One of the most troubling lessons of the Iraq invasion is just how empty the Arab dictatorships are. Once you break the palace, by ousting the dictator, the elevator goes straight to the mosque. There is nothing in between — no civil society, no real labor unions, no real human rights groups, no real parliaments or press. So it is not surprising to see the sort of clerical leadership that has emerged in both the Sunni and Shiite areas of Iraq.
But this is not true in northern Iraq, in Kurdistan. Though not a full-fledged democracy, Kurdistan is developing the key elements of a civil society. I met in Erbil with 20 such Kurdish groups — unions, human rights and political watchdogs, editors and women’s associations. It is worth studying what went right in Kurdistan to understand what we still can and can’t do to promote democratization in the rest of Iraq and the Arab world.
The United States played a critical role in Kurdistan. In 1998, we helped to resolve the Kurdish civil war — the power struggle between two rival clans — which created the possibility of a stable, power-sharing election in 2005. And by removing Saddam, we triggered a flood of foreign investment here.
But that is all we did. Today, there are almost no U.S. soldiers or diplomats in Kurdistan. Yet politics here is flourishing, as is the economy, because the Kurds want it that way. Down south, we’ve spent billions trying to democratize the Sunni and Shiite zones and have little to show for it.
Three lessons: 1) Until the power struggle between Sunnis and Shiites is resolved, you can’t establish any stable politics in southern Iraq. 2) When people want to move down a progressive path, there is no stopping them. When they don’t, there is no helping them. 3) Culture matters. The Kurdish Islam is a moderate, tolerant strain, explained Salam Bawari, head of Kurdistan’s Democracy and Human Rights Research Center. “We have a culture of pluralism,” he said. “We have 2,000 years of living together with people living around us.” Actually, there are still plenty of Arab-Kurdish disputes, but there is an ethos of tolerance here you don’t find elsewhere in Iraq.
While visiting Kurdistan, I read a timely new book, “Democracy’s Good Name: The Rise and Risks of the World’s Most Popular Form of Government,” by my friend Michael Mandelbaum, a foreign affairs expert at Johns Hopkins University. It is highly relevant to America’s democracy project in Iraq and beyond.
Mr. Mandelbaum argues that democracy is made up of two elements: liberty and popular sovereignty. “Liberty involves what governments do” — the rule of law, the protection of people from abuses of state power and the regulations by which government institutions operate, he explains. Popular sovereignty involves how the people determine who governs them — through free elections.

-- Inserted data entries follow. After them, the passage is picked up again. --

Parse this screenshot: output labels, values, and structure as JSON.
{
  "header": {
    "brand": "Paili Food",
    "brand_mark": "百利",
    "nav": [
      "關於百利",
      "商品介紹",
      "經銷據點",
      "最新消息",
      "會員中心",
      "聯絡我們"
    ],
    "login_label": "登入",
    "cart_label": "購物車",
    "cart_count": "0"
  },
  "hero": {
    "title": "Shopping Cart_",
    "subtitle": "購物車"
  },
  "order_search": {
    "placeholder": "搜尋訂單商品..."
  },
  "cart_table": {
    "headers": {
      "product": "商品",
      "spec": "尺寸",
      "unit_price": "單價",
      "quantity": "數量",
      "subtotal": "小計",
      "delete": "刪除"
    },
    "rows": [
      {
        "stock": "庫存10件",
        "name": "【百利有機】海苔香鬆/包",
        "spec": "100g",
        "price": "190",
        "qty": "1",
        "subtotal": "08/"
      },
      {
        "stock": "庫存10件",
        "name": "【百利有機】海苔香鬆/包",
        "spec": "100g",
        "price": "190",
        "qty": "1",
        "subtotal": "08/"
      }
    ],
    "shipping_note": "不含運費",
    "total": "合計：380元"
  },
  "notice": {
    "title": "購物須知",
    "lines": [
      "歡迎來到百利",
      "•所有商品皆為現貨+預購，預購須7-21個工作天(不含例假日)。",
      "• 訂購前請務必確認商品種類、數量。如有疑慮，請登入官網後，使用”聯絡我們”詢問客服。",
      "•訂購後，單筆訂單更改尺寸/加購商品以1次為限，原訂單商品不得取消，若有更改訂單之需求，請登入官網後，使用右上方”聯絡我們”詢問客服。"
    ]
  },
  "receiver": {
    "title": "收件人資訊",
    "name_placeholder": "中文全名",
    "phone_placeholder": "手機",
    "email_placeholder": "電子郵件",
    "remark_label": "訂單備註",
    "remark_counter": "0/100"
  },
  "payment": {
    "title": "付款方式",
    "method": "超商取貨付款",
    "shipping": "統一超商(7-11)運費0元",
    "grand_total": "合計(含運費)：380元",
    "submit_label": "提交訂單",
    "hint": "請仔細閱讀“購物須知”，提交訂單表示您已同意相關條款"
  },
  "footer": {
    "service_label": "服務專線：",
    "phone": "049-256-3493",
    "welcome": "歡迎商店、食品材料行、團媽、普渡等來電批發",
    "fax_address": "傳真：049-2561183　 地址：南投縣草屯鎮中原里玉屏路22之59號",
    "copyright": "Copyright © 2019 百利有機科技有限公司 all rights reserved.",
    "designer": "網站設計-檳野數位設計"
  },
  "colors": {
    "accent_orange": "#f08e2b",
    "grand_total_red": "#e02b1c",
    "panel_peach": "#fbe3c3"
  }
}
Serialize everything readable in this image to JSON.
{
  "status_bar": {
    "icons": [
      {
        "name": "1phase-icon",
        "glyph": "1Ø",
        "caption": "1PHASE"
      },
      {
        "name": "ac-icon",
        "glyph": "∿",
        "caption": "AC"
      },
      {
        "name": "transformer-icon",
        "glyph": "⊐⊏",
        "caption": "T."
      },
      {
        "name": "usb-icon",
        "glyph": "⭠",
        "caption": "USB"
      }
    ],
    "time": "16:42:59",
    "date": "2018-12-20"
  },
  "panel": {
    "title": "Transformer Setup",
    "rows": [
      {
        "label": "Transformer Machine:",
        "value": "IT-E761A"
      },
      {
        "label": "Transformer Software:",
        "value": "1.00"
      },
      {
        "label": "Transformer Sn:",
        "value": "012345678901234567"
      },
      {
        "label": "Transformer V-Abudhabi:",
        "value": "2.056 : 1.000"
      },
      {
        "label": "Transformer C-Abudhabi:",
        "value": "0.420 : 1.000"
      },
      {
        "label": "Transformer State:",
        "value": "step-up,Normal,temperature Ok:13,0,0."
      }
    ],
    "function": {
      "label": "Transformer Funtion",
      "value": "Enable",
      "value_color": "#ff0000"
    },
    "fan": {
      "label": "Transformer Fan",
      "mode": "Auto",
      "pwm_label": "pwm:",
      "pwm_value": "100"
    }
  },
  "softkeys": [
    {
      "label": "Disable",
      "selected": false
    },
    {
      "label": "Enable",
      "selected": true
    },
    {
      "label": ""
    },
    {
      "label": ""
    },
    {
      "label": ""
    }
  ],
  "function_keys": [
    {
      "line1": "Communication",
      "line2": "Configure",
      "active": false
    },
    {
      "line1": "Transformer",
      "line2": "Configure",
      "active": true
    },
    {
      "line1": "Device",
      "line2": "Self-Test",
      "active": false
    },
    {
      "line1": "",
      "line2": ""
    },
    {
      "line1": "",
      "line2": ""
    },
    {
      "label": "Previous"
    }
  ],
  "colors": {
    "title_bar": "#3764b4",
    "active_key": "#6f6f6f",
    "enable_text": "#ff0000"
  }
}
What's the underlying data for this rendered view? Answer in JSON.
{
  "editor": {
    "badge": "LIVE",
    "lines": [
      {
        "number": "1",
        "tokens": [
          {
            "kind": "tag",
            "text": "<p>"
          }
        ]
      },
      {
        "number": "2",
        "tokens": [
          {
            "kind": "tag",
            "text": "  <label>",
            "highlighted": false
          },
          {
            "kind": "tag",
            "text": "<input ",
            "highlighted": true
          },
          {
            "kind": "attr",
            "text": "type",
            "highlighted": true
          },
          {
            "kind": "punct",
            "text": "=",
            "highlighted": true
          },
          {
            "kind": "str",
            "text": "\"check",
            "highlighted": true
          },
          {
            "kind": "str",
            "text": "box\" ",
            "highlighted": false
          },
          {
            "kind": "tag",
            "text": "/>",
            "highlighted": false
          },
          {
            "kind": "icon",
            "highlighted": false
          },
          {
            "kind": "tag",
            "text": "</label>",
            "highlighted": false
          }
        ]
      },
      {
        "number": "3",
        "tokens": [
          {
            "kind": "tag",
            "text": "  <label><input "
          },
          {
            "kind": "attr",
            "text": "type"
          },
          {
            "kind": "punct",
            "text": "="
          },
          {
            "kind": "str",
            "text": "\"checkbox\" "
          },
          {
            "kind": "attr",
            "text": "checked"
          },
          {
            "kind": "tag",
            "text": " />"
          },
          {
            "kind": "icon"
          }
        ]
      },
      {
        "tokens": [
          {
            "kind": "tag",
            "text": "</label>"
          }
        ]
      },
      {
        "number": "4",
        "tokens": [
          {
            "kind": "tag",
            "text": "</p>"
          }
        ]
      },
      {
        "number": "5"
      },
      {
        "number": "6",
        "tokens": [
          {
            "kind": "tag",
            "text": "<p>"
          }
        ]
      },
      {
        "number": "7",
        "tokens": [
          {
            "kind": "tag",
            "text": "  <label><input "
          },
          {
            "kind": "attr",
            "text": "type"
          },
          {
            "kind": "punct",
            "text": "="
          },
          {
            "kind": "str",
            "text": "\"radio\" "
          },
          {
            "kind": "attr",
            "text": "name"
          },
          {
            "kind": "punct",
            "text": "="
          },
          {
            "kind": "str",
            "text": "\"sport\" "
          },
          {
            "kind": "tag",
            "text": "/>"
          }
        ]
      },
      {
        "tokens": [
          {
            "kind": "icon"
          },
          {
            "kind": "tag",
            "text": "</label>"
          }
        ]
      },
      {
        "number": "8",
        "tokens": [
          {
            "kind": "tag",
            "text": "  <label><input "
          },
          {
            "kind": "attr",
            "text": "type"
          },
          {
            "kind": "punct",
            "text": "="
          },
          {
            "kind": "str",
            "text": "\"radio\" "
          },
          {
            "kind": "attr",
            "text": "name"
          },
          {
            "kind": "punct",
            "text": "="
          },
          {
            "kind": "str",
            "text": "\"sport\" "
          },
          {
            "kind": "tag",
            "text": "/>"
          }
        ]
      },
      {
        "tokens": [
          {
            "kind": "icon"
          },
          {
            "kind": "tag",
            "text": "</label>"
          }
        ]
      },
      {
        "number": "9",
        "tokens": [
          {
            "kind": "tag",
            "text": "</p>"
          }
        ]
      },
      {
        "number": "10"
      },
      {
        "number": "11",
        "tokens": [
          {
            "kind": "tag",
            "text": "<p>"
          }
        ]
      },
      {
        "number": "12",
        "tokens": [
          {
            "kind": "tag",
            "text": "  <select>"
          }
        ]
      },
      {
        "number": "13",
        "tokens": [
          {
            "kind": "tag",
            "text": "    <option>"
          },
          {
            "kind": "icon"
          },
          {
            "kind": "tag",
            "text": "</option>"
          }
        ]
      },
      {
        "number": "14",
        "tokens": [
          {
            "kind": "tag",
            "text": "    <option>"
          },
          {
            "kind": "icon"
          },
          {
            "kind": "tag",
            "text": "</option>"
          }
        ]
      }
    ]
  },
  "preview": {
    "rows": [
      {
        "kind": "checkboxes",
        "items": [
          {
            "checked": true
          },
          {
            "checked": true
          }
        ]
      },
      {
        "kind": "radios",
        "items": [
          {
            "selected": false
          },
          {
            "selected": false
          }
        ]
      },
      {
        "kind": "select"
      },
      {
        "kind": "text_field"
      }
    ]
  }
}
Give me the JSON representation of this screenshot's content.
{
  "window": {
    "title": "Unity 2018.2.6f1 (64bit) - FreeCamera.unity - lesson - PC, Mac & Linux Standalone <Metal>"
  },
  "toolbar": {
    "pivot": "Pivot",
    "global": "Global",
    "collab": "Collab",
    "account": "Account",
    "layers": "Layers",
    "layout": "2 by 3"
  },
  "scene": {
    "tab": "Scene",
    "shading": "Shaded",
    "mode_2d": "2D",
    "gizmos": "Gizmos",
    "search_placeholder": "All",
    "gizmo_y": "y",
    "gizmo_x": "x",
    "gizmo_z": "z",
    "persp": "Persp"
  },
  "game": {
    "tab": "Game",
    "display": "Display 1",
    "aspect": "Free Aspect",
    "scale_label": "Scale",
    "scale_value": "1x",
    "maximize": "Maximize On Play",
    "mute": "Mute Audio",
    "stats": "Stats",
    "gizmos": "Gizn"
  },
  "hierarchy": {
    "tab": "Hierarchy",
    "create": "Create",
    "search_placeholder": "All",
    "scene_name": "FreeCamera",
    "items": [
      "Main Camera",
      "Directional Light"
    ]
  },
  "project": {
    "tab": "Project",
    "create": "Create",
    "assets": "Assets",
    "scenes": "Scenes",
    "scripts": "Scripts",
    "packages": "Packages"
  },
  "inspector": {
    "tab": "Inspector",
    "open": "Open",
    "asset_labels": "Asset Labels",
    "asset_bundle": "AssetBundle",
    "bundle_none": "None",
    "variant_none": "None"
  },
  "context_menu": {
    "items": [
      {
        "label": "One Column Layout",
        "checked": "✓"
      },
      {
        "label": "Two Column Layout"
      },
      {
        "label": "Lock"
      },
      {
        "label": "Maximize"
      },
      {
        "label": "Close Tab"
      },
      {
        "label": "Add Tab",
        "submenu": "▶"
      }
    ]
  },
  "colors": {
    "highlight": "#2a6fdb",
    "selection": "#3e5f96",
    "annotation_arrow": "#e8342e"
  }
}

What Baghdad exemplifies, Mr. Mandelbaum says, is what happens when you have elections without liberty. You end up with a tyranny of the majority, or what Fareed Zakaria has labeled “illiberal democracy.” Kurdistan, by contrast, has a chance to build a balanced democracy, because it is nurturing the institutions of liberty, not just holding elections.
What the Kurdistan-Baghdad contrast also illustrates, notes Mr. Mandelbaum, is that “we can help create the conditions for democracy to take root, but people have to develop the skills and values that make it work themselves.”
In the southern part of Iraq “you have people who are undemocratic who have a democratic government,” said Hemin Malazada, who heads a Kurdish journalists’ association. “In Kurdistan, you have a democratic government for a democratic people.”
One way a country develops the software of liberty, Mr. Mandelbaum says, is by nurturing a free market. Kurdistan has one. The economy in the rest of Iraq remains a mess. “A market economy,” he argues, “gives people a stake in peace, as well as a constructive way of dealing with people who are strangers. Free markets teach the basic democratic practices of compromise and trust.”
Democracy can fail because of religious intolerance, the curse of oil, a legacy of colonialism and military dictatorship, or an aversion to Western values — the wellspring of democracy. The Middle East, notes Mr. Mandelbaum, is the one region afflicted by all of these maladies. That doesn’t mean democratization is impossible here, as the Kurds demonstrate. But it does mean it’s really hard. Above all, Iraq teaches us that democracy is possible only when people want both pillars of it — liberty and self-government — and build both themselves. We’re miles away from that in Baghdad.